EPL | Year: 2012

Transmission electron microscopy (TEM) measurements and theoretical analysis are combined to construct the physical picture of formation of SiO 2 fractal aggregates in a methane/hexamethyldisiloxane/air atmospheric pressure flame. The formation of SiO 2 fractal aggregates is described as a multistage process. The first stage is combustion of fuel in a narrow flame front region with formation of main combustion products including SiO 2 molecules. Further downstream SiO 2 molecules join in liquid nanoclusters. After cooling combustion products due to heat losses to surroundings, the nanoclusters become solid in a cold flame region and join in fractal aggregates there. Along with growth of fractal aggregates, the restructuring process proceeds in a cold flame region that leads to the decrease of the fractal dimension of fractal aggregates. The measured parameters of fractal aggregates are in accord with those followed from theoretical models. © Copyright EPLA, 2012.

Leeuwenburgh O.,TNO | Neele F.,TNO | Hofstee C.,TNO | Weijermans P.-J.,Nederland BV | And 5 more authors.
Energy Procedia | Year: 2014

Most of the gas fields in The Netherlands are approaching the end of their production. Within two decades, the production in the majority of offshore gas fields will have ceased. The preparation of the fields for any end-of-field-life measures to extend their lifetime and increase production needs to start as soon as possible. One such measure is Enhanced Gas Recovery (EGR), which consists of injecting gas (CO2 or N2) to drive out the gas that remains after conventional production. This paper presents the results of a first study into the feasibility of EGR for two Dutch offshore fields. Injection scenarios (volumes, choice of injection wells, timing of the start of injection) were defined in close cooperation with the operators of these fields. The results suggest that the potential for EGR in these two fields is limited to about 1% of additional gas and condensate production. The highest recovery increases were obtained for EGR scenarios in which gas injection started after the end of regular production. The results strongly depend on the drive gas concentration limits in the produced gas, with higher tolerances leading to higher recoveries. Furthermore, detailed analysis of the EGR simulations suggest that some optimization of choice of injection wells, or even infill well placement, may lead to further increases. This will have to be further investigated.

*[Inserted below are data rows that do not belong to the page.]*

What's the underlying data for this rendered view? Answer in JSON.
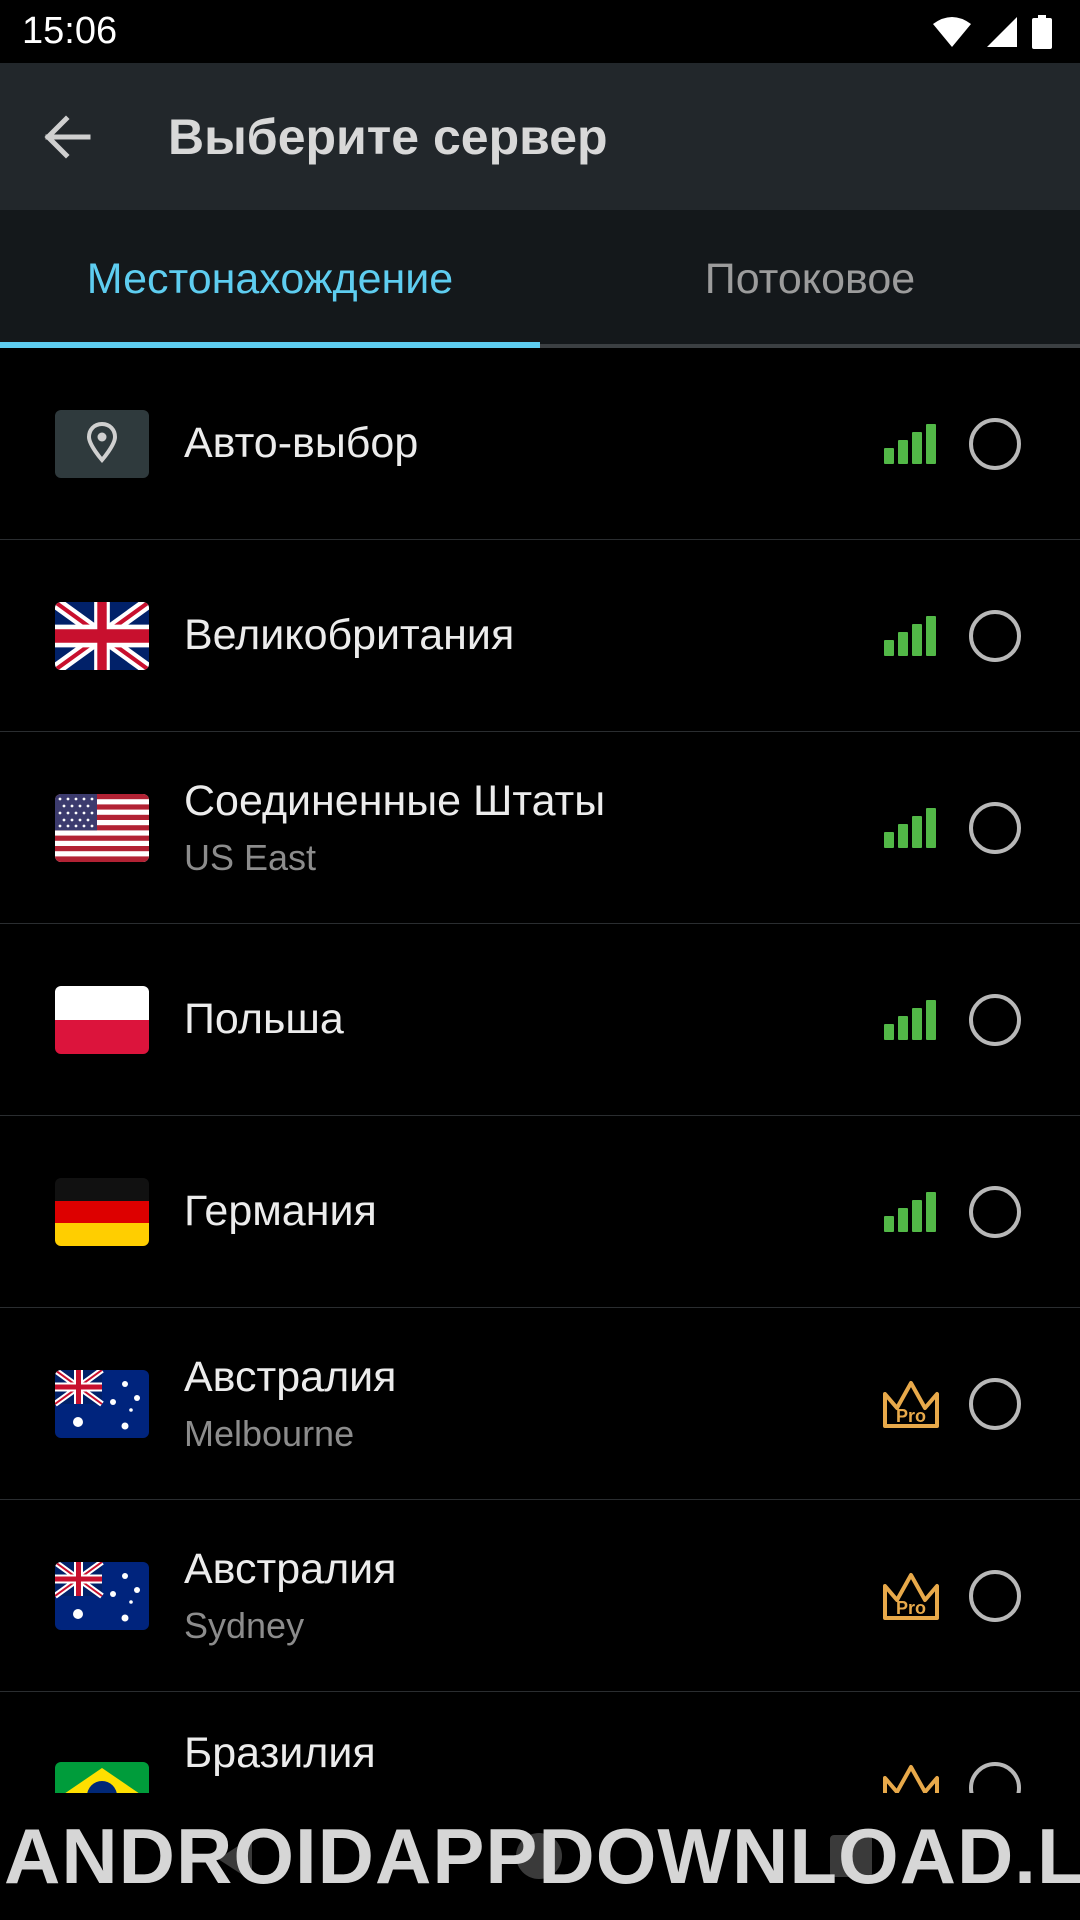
{
  "status_bar": {
    "time": "15:06"
  },
  "app_bar": {
    "title": "Выберите сервер"
  },
  "tabs": [
    {
      "label": "Местонахождение",
      "active": true
    },
    {
      "label": "Потоковое",
      "active": false
    }
  ],
  "servers": [
    {
      "name": "Авто-выбор",
      "sub": "",
      "flag": "auto",
      "badge": "signal"
    },
    {
      "name": "Великобритания",
      "sub": "",
      "flag": "uk",
      "badge": "signal"
    },
    {
      "name": "Соединенные Штаты",
      "sub": "US East",
      "flag": "us",
      "badge": "signal"
    },
    {
      "name": "Польша",
      "sub": "",
      "flag": "pl",
      "badge": "signal"
    },
    {
      "name": "Германия",
      "sub": "",
      "flag": "de",
      "badge": "signal"
    },
    {
      "name": "Австралия",
      "sub": "Melbourne",
      "flag": "au",
      "badge": "pro"
    },
    {
      "name": "Австралия",
      "sub": "Sydney",
      "flag": "au",
      "badge": "pro"
    },
    {
      "name": "Бразилия",
      "sub": "",
      "flag": "br",
      "badge": "pro"
    }
  ],
  "pro_label": "Pro",
  "watermark": "ANDROIDAPPDOWNLOAD.LINK",
  "colors": {
    "accent": "#5ecdf0",
    "signal": "#52b847",
    "pro": "#e8a94a",
    "app_bar": "#22272b"
  }
}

For the two cases considered, the additional gas production amounts to about 50% to 60% of the injected drive gas volume with little or no difference between the use of N2 or CO2. The amount of stored CO2 at end of life of the two studied fields is about 0.4 Mt. The rather modest increase in ultimate recovery may be too little to justify investment costs for most of the smaller fields, but may be economically interesting for some of the larger fields. © 2014 The Authors. Published by Elsevier Ltd.

Discover hidden collaborations